• **SUPPLIED MATERIAL**
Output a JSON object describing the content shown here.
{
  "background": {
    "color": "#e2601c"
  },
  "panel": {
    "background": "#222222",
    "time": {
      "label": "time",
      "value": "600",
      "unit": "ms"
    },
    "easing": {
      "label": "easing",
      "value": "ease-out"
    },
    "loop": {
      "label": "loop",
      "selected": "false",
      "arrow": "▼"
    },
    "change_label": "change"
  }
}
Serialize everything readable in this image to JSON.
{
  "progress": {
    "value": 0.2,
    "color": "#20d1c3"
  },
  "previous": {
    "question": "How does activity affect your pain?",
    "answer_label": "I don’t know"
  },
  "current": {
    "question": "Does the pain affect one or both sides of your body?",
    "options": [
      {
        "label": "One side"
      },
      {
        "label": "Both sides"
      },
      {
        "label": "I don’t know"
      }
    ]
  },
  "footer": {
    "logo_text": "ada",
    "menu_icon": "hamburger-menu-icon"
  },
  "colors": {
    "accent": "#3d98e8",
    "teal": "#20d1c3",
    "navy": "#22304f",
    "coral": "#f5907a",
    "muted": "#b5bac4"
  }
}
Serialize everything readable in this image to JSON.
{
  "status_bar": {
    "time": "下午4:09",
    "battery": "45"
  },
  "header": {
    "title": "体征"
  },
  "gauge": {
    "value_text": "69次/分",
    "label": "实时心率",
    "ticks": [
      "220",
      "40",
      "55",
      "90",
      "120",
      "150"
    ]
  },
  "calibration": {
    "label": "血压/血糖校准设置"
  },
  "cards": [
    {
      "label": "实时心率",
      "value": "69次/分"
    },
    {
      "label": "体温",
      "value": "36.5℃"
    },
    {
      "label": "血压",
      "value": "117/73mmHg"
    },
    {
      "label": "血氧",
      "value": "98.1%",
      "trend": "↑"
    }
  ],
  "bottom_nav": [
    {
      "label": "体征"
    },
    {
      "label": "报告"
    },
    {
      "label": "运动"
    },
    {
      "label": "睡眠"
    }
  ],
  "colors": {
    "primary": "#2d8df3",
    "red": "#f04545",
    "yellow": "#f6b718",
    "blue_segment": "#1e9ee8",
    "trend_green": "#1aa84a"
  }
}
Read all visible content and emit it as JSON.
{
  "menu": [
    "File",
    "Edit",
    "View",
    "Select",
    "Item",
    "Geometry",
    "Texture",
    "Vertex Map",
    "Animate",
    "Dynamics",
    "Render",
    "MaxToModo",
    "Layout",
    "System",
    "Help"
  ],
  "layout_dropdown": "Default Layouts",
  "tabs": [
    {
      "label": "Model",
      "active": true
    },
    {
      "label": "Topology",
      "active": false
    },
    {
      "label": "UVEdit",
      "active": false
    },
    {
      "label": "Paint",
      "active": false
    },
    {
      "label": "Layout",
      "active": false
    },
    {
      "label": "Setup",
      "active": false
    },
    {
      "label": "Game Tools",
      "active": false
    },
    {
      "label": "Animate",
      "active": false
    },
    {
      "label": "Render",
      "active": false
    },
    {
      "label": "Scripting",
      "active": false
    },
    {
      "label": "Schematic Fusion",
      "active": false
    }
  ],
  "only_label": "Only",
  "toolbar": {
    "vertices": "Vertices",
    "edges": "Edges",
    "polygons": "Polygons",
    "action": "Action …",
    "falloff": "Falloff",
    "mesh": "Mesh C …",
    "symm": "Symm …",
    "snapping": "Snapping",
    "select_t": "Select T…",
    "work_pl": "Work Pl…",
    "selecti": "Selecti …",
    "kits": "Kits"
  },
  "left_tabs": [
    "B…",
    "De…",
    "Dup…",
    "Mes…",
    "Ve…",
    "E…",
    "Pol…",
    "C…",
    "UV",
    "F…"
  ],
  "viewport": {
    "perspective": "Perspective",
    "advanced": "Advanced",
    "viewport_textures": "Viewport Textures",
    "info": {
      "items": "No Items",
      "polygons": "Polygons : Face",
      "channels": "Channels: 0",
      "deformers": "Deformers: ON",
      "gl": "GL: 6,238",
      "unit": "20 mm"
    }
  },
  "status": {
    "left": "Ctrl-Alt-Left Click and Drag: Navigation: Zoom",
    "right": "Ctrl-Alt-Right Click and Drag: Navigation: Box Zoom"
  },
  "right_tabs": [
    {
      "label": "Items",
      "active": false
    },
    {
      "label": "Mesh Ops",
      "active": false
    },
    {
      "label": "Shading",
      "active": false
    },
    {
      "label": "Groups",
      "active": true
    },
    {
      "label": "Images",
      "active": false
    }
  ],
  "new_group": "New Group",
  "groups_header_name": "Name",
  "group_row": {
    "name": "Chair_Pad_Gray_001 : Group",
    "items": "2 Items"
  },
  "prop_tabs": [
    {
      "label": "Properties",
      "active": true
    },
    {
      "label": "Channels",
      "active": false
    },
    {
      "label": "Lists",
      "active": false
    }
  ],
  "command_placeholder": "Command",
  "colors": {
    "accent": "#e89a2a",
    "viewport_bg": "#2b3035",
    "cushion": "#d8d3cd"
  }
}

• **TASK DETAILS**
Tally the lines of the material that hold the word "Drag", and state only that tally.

• **COMPLETED TASK**
2